Having a security tool that serves as a single source of truth – oversight of all your devices – is helpful, and can help you detect and analyze the incident quicker.
Step 3 is containment, eradication, and recovery
Make sure all public facing services (e.g., VPN, web servers, etc) and devices have the latest patches installed, and you have antivirus software installed on all endpoints. Also, inspect East / West network traffic to detect any malicious activity or deviations from your baseline.
Connected medical devices will require specialized tools to protect, as traditional vulnerability scanners will not be able to detect any anomalies on these assets.
You’ll also want to consider quarantining or isolating the compromised assets only, rather than completely shutting down everything. This allows the hospital to remain operational, while ensuring no further damage can be caused by the breach.

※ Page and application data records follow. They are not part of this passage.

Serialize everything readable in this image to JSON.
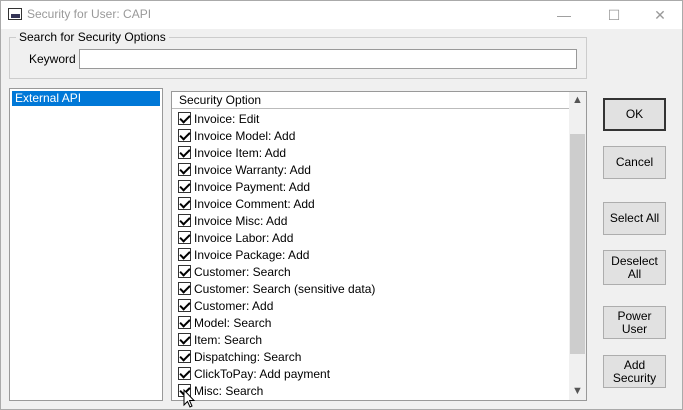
{
  "window": {
    "title": "Security for User: CAPI",
    "minimize_glyph": "—",
    "maximize_glyph": "☐",
    "close_glyph": "✕"
  },
  "search": {
    "group_label": "Search for Security Options",
    "keyword_label": "Keyword",
    "keyword_value": ""
  },
  "left_list": {
    "items": [
      "External API"
    ]
  },
  "options": {
    "column_header": "Security Option",
    "items": [
      "Invoice: Edit",
      "Invoice Model: Add",
      "Invoice Item: Add",
      "Invoice Warranty: Add",
      "Invoice Payment: Add",
      "Invoice Comment: Add",
      "Invoice Misc: Add",
      "Invoice Labor: Add",
      "Invoice Package: Add",
      "Customer: Search",
      "Customer: Search (sensitive data)",
      "Customer: Add",
      "Model: Search",
      "Item: Search",
      "Dispatching: Search",
      "ClickToPay: Add payment",
      "Misc: Search"
    ]
  },
  "buttons": {
    "ok": "OK",
    "cancel": "Cancel",
    "select_all": "Select All",
    "deselect_all": "Deselect All",
    "power_user": "Power User",
    "add_security": "Add Security"
  },
  "colors": {
    "selection": "#0078d7",
    "window_bg": "#f0f0f0"
  }
}
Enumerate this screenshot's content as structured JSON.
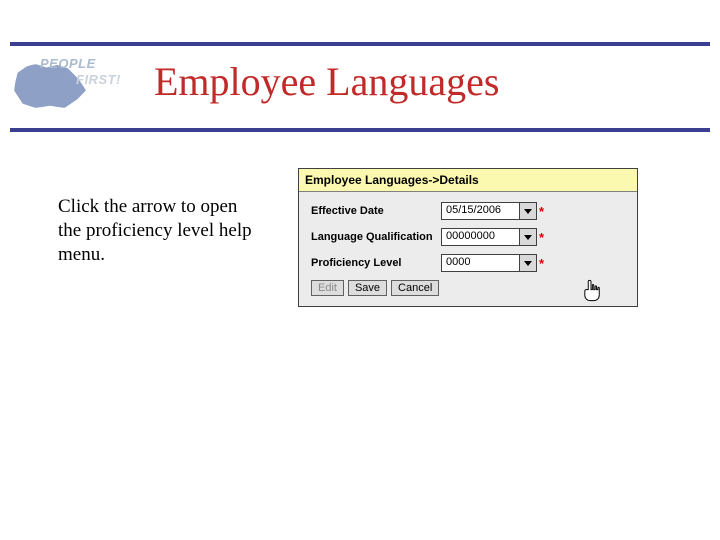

Step 4 is post-incident activity
This is where you apply the lessons learned from the incident to improve and close any gaps in your security posture. This is an ongoing process that also involves updating related processes and your communications plan.
Promise Me You’ll Survive
In the film adaptation of Titanic, Jack pleads with Rose using these words as he gives her a lifeline that she then must make the best use of to reach the lifeboats.
If you read the news these days, it’s not a stretch to think about the serious dangers posed to patient safety and move into plead mode with your management to get the security tools you need. That said, in the end, know that no process is perfect, and you may not be prepared for all incidents. The evolution of threats is such that we should expect a breach at some point, so keeping your incident response plan up-to-date and relevant requires constant attention.
One last thought. The number of lifeboats on the Titanic accommodated just 1,178 of the 3,300 people on board. Clearly, simple planning for safety before something happens can make all the difference.
For More Information:
If you want to learn more, below are several sources for your reference.
- White Paper – Ryuk Ransomware: Defenses You Can Implement Now
- Video – IoT Security Solution – How it Works
- Webinar – Device-Centric Risk Management (DCRM): 5 Use Cases for Streamlining Vulnerability Remediation and Mitigation
1 Threatpost, May 18, 2021
2 Cybereason Report: Ransomware: The True Cost to Business, June 2021